As part of the online conference ‘Distant Communications: making contact across time and space from antiquity to the digital age’, Professor James Daybell (University of Plymouth) will be giving a special pre-conference online keynote seminar on 12 July 2021 at 4pm BST.
His paper is titled ‘Epistolary Technologies of Separation and Archives of Emotion’ and it will be followed by a Q&A session.
Please register for the Zoom link via Eventbrite: https://www.eventbrite.co.uk/e/157705594679.
Please note that this special event is part of a wider two-day online conference which will take place between 21st July and 22nd July on Zoom, and we will be welcoming speakers from around the world with papers exploring distant communications in a myriad of ways, spanning the medieval period to the present day. Professor Karen Harvey (University of Birmingham) and Dr Mark Ravinder Frost (UCL) will also be providing keynote plenary talks across the two days of the conference. Registration and details/programme for the conference will be released soon.
Please follow us on Twitter: @DistantCommuni1 for further announcements.
The organisers gratefully acknowledge the support and funding of the Royal Historical Society, the Social History Society, and the AHRC-funded Midlands4Cities DTP.

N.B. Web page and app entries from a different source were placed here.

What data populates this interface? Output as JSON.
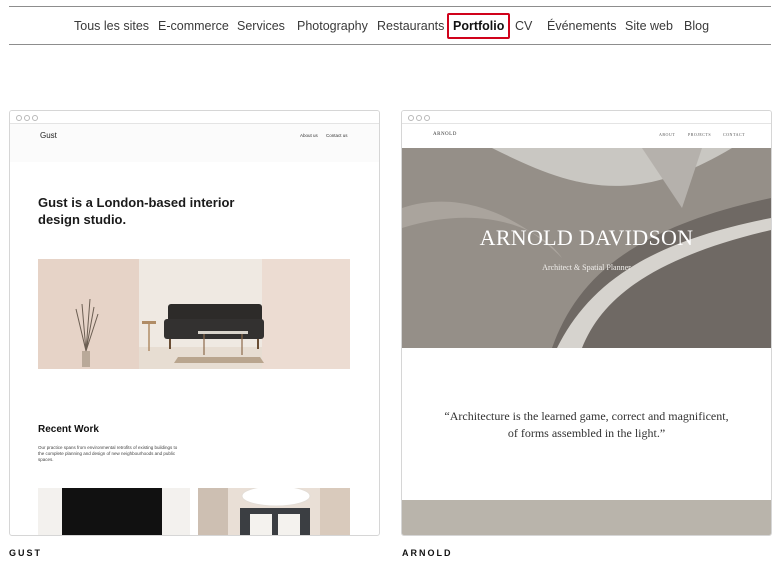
{
  "nav": {
    "items": [
      {
        "label": "Tous les sites",
        "active": false
      },
      {
        "label": "E-commerce",
        "active": false
      },
      {
        "label": "Services",
        "active": false
      },
      {
        "label": "Photography",
        "active": false
      },
      {
        "label": "Restaurants",
        "active": false
      },
      {
        "label": "Portfolio",
        "active": true
      },
      {
        "label": "CV",
        "active": false
      },
      {
        "label": "Événements",
        "active": false
      },
      {
        "label": "Site web",
        "active": false
      },
      {
        "label": "Blog",
        "active": false
      }
    ],
    "active_outline_color": "#d0021b"
  },
  "templates": [
    {
      "label": "GUST",
      "preview": {
        "logo": "Gust",
        "menu": [
          "About us",
          "Contact us"
        ],
        "hero": "Gust is a London-based interior design studio.",
        "section_title": "Recent Work",
        "section_body": "Our practice spans from environmental retrofits of existing buildings to the complete planning and design of new neighbourhoods and public spaces."
      }
    },
    {
      "label": "ARNOLD",
      "preview": {
        "logo": "ARNOLD",
        "menu": [
          "ABOUT",
          "PROJECTS",
          "CONTACT"
        ],
        "title": "ARNOLD DAVIDSON",
        "subtitle": "Architect & Spatial Planner",
        "quote": "“Architecture is the learned game, correct and magnificent, of forms assembled in the light.”"
      }
    }
  ]
}
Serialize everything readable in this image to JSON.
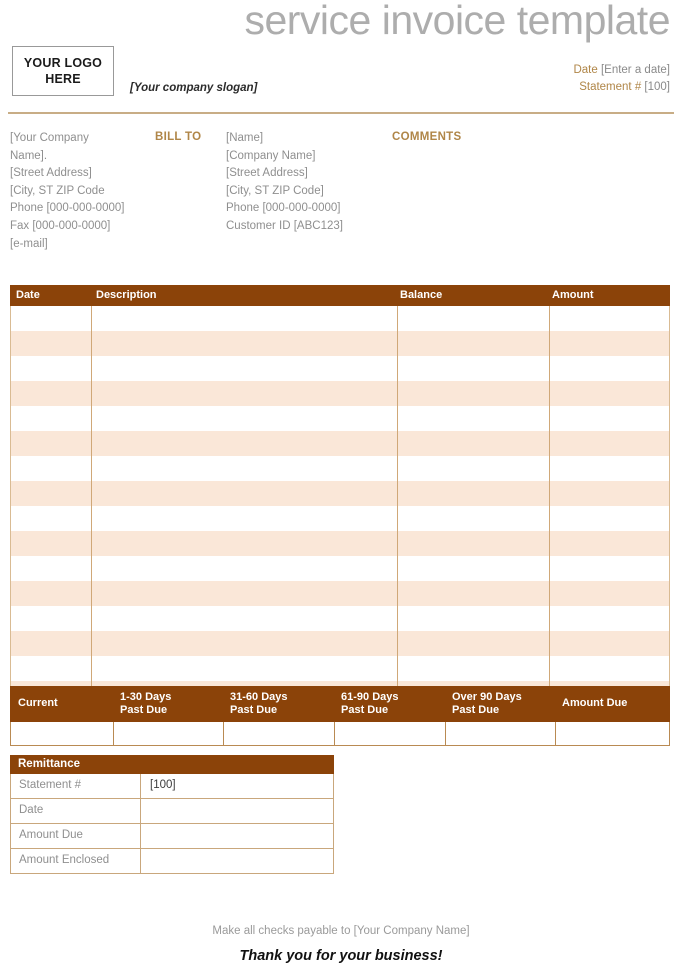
{
  "document": {
    "title": "service invoice template"
  },
  "logo": {
    "line1": "YOUR LOGO",
    "line2": "HERE",
    "slogan": "[Your company slogan]"
  },
  "meta": {
    "date_label": "Date",
    "date_value": "[Enter a date]",
    "statement_label": "Statement #",
    "statement_value": "[100]"
  },
  "from_address": {
    "lines": [
      "[Your Company",
      "Name].",
      "[Street Address]",
      "[City, ST  ZIP Code",
      "Phone [000-000-0000]",
      "Fax [000-000-0000]",
      "[e-mail]"
    ]
  },
  "bill_to": {
    "label": "BILL TO",
    "lines": [
      "[Name]",
      "[Company Name]",
      "[Street Address]",
      "[City, ST  ZIP Code]",
      "Phone [000-000-0000]",
      "Customer ID [ABC123]"
    ]
  },
  "comments": {
    "label": "COMMENTS"
  },
  "line_items_table": {
    "columns": [
      "Date",
      "Description",
      "Balance",
      "Amount"
    ],
    "row_count": 16,
    "rows": []
  },
  "aging_summary": {
    "columns": [
      {
        "line1": "Current",
        "line2": ""
      },
      {
        "line1": "1-30 Days",
        "line2": "Past Due"
      },
      {
        "line1": "31-60 Days",
        "line2": "Past Due"
      },
      {
        "line1": "61-90 Days",
        "line2": "Past Due"
      },
      {
        "line1": "Over 90 Days",
        "line2": "Past Due"
      },
      {
        "line1": "Amount Due",
        "line2": ""
      }
    ],
    "values": [
      "",
      "",
      "",
      "",
      "",
      ""
    ]
  },
  "remittance": {
    "title": "Remittance",
    "rows": [
      {
        "label": "Statement #",
        "value": "[100]"
      },
      {
        "label": "Date",
        "value": ""
      },
      {
        "label": "Amount Due",
        "value": ""
      },
      {
        "label": "Amount Enclosed",
        "value": ""
      }
    ]
  },
  "footer": {
    "note": "Make all checks payable to [Your Company Name]",
    "thanks": "Thank you for your business!"
  },
  "colors": {
    "brand_brown": "#8B4309",
    "stripe_peach": "#FAE7D8",
    "label_tan": "#B08648",
    "title_gray": "#ADADAD",
    "border_tan": "#C9A77C"
  }
}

Abstract: This paper explores the concept of the letter as a technology of separation in order to understand the emotional experiences of the men and women who lived relationships at a distance in the early modern world. It interrogates a model of epistolarity which views the act of letter writing in simple binary terms predicated on a shared understanding of correspondence as a communicative form that bridges the geographical gap between sender and recipient, a model that is fundamentally instructive, but also more recently has been shown to be flawed by studies stressing the multi-agent complexities of letter-writing cultures. Structurally letters expose a series of relationships and circumstances that separated individuals: husbands and wives parted because of war, travel, business and politics; the changing nature of relationships between children and parents across the lifecycle as sons and daughters marry and move out, or leave home for education, learning and service; the elderly removed from loved ones by the ageing process; and patterns of migration that separated kin nationally as well as globally.
Studying a range of letter collections across the period 1500-1700, including transatlantic exchanges the articles addresses a series of questions relating to how people experienced separation materially and emotionally. How did early moderns cope with loneliness and isolation? How did men and women love, live and long, and sustain relationships across distances? Emotional states are reflected not only through the rhetorical and linguistic strategies of letters, but also communicated via material features which impart significant social and cultural meaning. Likewise, paratextual features, including enclosures such as objects and goods that accompanied privy communications emote in material ways. As a whole, the article examines the material letter as an object of emotion across its multiple itineraries from composition through delivery and reception to archiving and preservation. Finally, the very act of preserving letters, whether in bundles under beds, stored in boxes or carefully inscribed into letter-books, it will be argued represents a paper-related impulse connected to the art of memorialisation and the formation of archives of emotion. Such letters were collected and preserved as both a symptom and memory of separation during the sixteenth and seventeenth centuries.
Speaker: James Daybell is Professor of Early Modern British History at Plymouth University, and Fellow of the Royal Historical Society. He is author of The Material Letter in Early Modern England: Manuscript Letters and the Culture and Practices of Letter-Writing, 1512-1635 (2012), Women Letter-Writers in Tudor England (2006); editor of Early Modern Women’s Letter-Writing, 1450-1700 (2001), Women and Politics in Early Modern England, 1450-1700 (2004), and (with Peter Hinds) Material Readings of Early Modern Culture, 1580-1730 (2010), and has written more than forty articles and essays on the subjects of early modern letter-writing, women, gender and politics.
He is Co-Director (with Kim McLean-Fiander, University of Victoria, Canada) of the British-Academy/Leverhulme funded project ‘Women’s Early Modern Letters Online), Co-Director (with Svante Norrhem, Lund University) of the AHRC-funded network, ‘Gender, Politics and Materiality in Early Modern Europe’, and ‘Gendered Interpretations of the V&A and Vasa Museums’ and with Adam Smyth (Balliol College, Oxford) he edits the Ashgate book series ‘Material Readings in Early Modern Culture’. He is also co-Director (with the TV historian Dr Sam Willis) the Histories of the Unexpected brand of podcasts, books and live shows: www.historiesoftheunexpected.com, as well as co-Director of Cornerstone Heritage.